When in 2008 city officials tried to get Applebee's - and a laundry list of national chains - to build on the vacant lot now occupied by the new Rite Aid at Mitchell and Fowler, all said no thanks. Greg Smith of Coldwell Banker's commercial division made serious attempts to market the corner to 33 chains including Red Lobster, Elephant Bar, Chili's, TGI Fridays, Olive Garden, Outback Steakhouse, Golden Corral, Peppermill, Coco's Bakery, Shoney's, Sweet River Grill and Tahoe Joe's. Letters and marketing packages also went out to Hungry Hunter, Mimi's Cafe, Marie Callender's, Mike's Roadhouse and Johnny Carino's. There were no takers, he said, probably because of its location. At the time Smith said "I received four thank-yous for the inquiry but we don't meet the right demographics, the location, etc. They prefer to be by the freeway or a major intersection."

Now there's a possibility of Ceres getting an Applebee's - or something of that caliber - if the Mitchell Ranch Shopping Center become a reality because it has the visibility and accessibility from the freeway. But lo, there is a group which objects to the center because of Walmart. The proposed center certainly has freeway visibility that likely will attract new places to eat and shop.

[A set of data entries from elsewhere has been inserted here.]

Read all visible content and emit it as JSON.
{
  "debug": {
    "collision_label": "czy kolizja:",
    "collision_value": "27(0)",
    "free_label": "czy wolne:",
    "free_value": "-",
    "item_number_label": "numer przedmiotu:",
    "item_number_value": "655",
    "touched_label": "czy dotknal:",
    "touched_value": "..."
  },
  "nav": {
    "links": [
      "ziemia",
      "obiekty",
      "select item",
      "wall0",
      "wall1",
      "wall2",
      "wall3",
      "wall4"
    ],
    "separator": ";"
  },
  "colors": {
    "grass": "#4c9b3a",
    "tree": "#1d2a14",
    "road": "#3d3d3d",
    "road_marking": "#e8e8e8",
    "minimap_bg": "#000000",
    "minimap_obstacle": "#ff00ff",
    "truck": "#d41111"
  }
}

And should the Walmart at Hatch and Mitchell be vacated with approval of Mitchell Ranch, let's hope Ceres might be able to get a clothing store, such as a Kohl's, or an entertainment facility. Perhaps a bowling alley or theater.

In this sluggish economy, Ceres has a developer wanting to do something. Opportunity is a'knocking. It would be a shame to not answer the door.

How do you feel? Let Jeff by e-mailing him at